bit more with the end of the Rounds, as even working in a spiral they appear to
easily as the stitches become a bit clustered and dense, but it does allow for
the thermal stitch to be created.
Round 1: Work 8 single crochets into the loop (color cream),
Round 2: Drop color
from round one, join new color (color yellow). Working between stitches in between
the stitches of Round 1, [insert your from behind the magic ring, and through
the top loop closest to you in Round 1….this feels a bit awkward, but
essentially what you are doing is inserting your hook into the bottom ring and
the loop of the stitch in round 1, yo, pull through a loop, yo, pull through 2
loops] repeat 8 times, turn. -8 sts
Pull ring closed.
Method two: Working into a ring. Chain 4, and slip stitching to the first chain to form a ring.
Round 1: Ch 1, 8 sc in ring (color white), turn. -8 sts
Round 2: Drop color from Round 1, join new color (color
yellow) to one “leg” of the single crochet stitch, insert hook through same
point as join and the top loop closes to you of Round 1, yo, pull through a
loop, yo, pull through 2 loops, [insert hook into one “leg” of next single crochet
and the top loop of next stitch, yo, pull through a loop, yo, pull through 2
loops] 7 times, turn. -8 sts
All Subsequent Rounds….Working the Increases
Increases need to happen in each Round, but you are
essentially working the same increase for 2 rounds. Meaning that the stitch
count for Rounds 3 and 4 will be in same, the same number of stitches are
worked in the white, the same number in the yellow….like working two separate fabrics
at once. However the increases are slightly different in approach.
Round 3: Dropping yellow and picking up white, insert hook
through the front loop of Round 1, and the top loop closest to you in Round 2, yo,
pull through, yo, pull through 2 loops, insert hook into same location as
stitch just made and rework stitch, this is your increase. Work 2 thermal
stitches in each stitch around, turn. -16 sts
Round 4: Dropping white and picking up yellow, [insert hook
through the front loop of Round 2 and the top loop closest to you in Round 3,
yo, pull through, yo, pull through 2 loops, insert hook into the same front
loop of Round 2, and next top loop closest to you in Round 3 (note there are
already twice as many stitches in Round 3 as there are in Round 2…so there are
less front loops to work into then there are completed stitches, as a result
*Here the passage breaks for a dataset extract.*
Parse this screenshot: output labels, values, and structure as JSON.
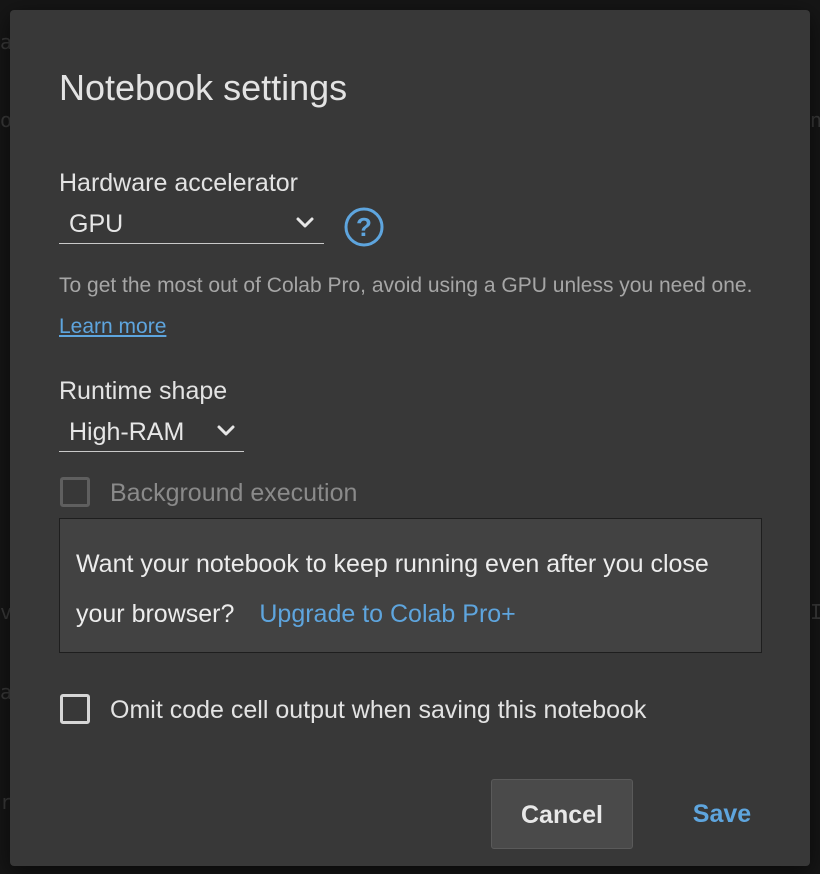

you need to increase Round 4 by working 2 stiches in the same Front loop, but
do not in the top loop closest to you)] repeat 7 times, turn. -16 sts
You work the same formula for a flat circle (you can find that here), in all the rounds going forward. I tend to think of the rounds in sets, a pair of one odd round and one even round (Round 1 & 2, Round 3 & 4, Round 5 & 6, etc.) Working all increases in Odd number rounds by working into the same front loop and the same top loop closest to you. Working all Even Round increases as the same front loop but different top loop closest to you. All non-increase stitches are worked as traditional Thermal Stitch (see tutorial for basic stitch)
This subtle difference in the increases between the rounds
is one reason the different colors helped me. I could remember that every time
I used the yellow yarn I was doing an even number Round increase.
This process takes a bit of practice, but the resulting
fabric has a nice textured look, and the dense nature lends itself nicely to
pot holders, trivets, wash scrubby, I could even see a nice warm hat in the